When I left Thringstone to get married, I didn't exactly move far - only to Whitwick, in some ways I failed to notice that the village was changing.

First one pub closed, and then almost overnight all of them were gone. The newsagent shut. Even Thringstone Aquatics was gone.

The only constant seems to be Ruby's (where I still go for my fabulous fish and chips) but even Michael and Sonia have reduced trading hours. Long gone are the times when you could call in for a post-pub portion of chips and battered sausage. There is, after all, no point in staying open that late when there are no post-pub customers left to serve.

Yet, even from this position of many long-treasured family businesses closing over the past few years there has been a reawakening of community spirit in the village. Much of this has been down to the success of what was initially a small but now growing number of dedicated people who formed the 'Friends of Thringstone' group.

The stated aims of the Friend of Thringstone are to '...improve the environment of Thringstone and to preserve and promote its history for the benefit of residents and visitors'. And boy, they are doing a cracking job!

Take a walk around the village and you will see how much pride there is. Have a look at the flower beds and other planting schemes. Ponder on the historic blue plaques. Stroll down to Bob's Closs (it was always massively overgrown when I was a kid). Have a read of some of the excellent local history booklets that have been produced....and this is only the tip of the iceberg.

The thing that particularly strikes me when I am in Thringstone is the lack of litter. This is in no small part down to the regular litter picks that Friend of Thringstone organise and everyone who live or visits the village should be thankful for this.

If you want to know more about the Friends of Thringstone take a look at their comprehensive website at . You will see I am doing them a huge disservice when I mention only a few of the many things they have accomplished.

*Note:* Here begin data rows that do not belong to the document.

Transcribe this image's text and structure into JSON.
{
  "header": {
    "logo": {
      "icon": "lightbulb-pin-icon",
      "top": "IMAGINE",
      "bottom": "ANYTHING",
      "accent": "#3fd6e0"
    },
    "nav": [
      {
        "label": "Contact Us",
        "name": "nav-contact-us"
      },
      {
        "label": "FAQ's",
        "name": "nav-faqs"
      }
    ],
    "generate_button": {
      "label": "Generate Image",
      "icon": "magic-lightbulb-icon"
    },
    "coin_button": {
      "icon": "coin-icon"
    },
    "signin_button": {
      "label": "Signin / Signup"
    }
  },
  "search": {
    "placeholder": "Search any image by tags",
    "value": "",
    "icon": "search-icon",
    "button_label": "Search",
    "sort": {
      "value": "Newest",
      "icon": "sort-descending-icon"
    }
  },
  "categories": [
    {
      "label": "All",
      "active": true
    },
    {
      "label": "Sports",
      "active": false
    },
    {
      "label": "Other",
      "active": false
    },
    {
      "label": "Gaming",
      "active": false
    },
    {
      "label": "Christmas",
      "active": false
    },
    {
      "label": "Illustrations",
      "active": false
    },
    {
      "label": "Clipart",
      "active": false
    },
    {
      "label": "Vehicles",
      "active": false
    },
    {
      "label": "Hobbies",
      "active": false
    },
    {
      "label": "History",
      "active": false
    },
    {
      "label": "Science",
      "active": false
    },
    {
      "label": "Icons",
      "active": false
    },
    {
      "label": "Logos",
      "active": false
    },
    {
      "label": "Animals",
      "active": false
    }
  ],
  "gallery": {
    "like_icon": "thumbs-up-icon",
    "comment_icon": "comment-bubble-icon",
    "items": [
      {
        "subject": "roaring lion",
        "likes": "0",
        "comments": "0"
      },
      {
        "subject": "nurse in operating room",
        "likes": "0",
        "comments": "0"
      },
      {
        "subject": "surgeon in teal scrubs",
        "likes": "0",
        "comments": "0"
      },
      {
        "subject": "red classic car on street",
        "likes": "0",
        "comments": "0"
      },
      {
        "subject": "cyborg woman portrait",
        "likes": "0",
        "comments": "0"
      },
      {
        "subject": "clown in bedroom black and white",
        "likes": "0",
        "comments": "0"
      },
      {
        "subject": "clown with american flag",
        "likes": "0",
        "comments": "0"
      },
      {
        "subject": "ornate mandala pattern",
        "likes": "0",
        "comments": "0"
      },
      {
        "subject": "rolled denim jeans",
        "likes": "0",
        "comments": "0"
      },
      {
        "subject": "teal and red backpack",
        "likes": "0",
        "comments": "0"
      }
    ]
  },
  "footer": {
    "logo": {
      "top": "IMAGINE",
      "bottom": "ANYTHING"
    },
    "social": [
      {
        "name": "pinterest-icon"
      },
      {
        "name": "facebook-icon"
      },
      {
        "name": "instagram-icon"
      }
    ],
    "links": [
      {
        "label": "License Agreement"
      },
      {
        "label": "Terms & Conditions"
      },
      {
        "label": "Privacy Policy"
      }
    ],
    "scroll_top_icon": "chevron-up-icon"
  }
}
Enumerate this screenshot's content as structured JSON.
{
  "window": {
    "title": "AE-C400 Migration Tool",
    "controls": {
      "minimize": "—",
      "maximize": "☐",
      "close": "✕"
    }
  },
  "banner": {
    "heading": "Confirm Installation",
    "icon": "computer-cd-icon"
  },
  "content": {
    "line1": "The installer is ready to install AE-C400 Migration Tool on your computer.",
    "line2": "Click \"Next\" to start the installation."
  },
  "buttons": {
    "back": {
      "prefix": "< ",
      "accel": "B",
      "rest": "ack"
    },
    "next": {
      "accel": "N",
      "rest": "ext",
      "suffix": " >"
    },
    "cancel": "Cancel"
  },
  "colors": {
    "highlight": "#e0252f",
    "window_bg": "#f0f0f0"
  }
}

OK, the village still hasn't got a pub on The Green and some of the businesses have closed but due to the fantastic work of groups like Friends of Thringstone I am very proud to say that's where I'm from.

Saturday, 25 September 2010

I feel like I have accomplished an ambition!

How excited am I?

I have just taken the dog for a sunny but slightly chilly Saturday morning walk (and very nice it was too - the fields are just giving enough to walk on swiftly but not at that muddy state which we will get next month).

As usual I took my ipod and listened to yesterdays edition of the Mark Kermode film podcast on Radio 5.

Anyway, to cut a long story relatively short, I caught a few minutes of the live program yesterday when I was picking up the children from school. During my short period of listening I sent what I thought was a witty and informed text to the show when Mark and Simon were discussing an upcoming live recording at the Phoenix Cinema, Finchley.

Moving forward to this morning I was ecstatic when not only did Simon Mayo read out the text from 'Leon in Coalville', but the two gods of radio then went on to have a (very) brief discussion on the topic and gave me a second namecheck! I actually gave a small, and some would describe girly, scream of delight as I was walking along the footpath.

I cannot quantify just how much I enjoy the Kermode program and I feel like a long held ambition has been accomplished and as soon as I got home I made Clare listen to the excerpt three times.

Two things...

Firstly, I do understand how pathetic this makes me sound. Although I would strongly recommend the podcast to anyone who enjoys film.

Secondly, Clare has now banished me to my computer until I calm down...

Friday, 24 September 2010

Getting Excited!

I must confess I am getting very excited about the prospect of standing in the 2011 District Council elections.

Over the past 4 years we have seen a period of stagnation under the current Conservative administration at North West Leicestershire.

Just what has been done since May 2007 to help the district? We have seen Coalville town centre deteriorate, uncertainty about building thousands of new houses and village life being eroded through the closure of post offices and pubs.

There is so much that the Council can do to enhance the community and instead all we have seen is torpor.

I have no doubt we can make a real difference in 2011.

Watch this space....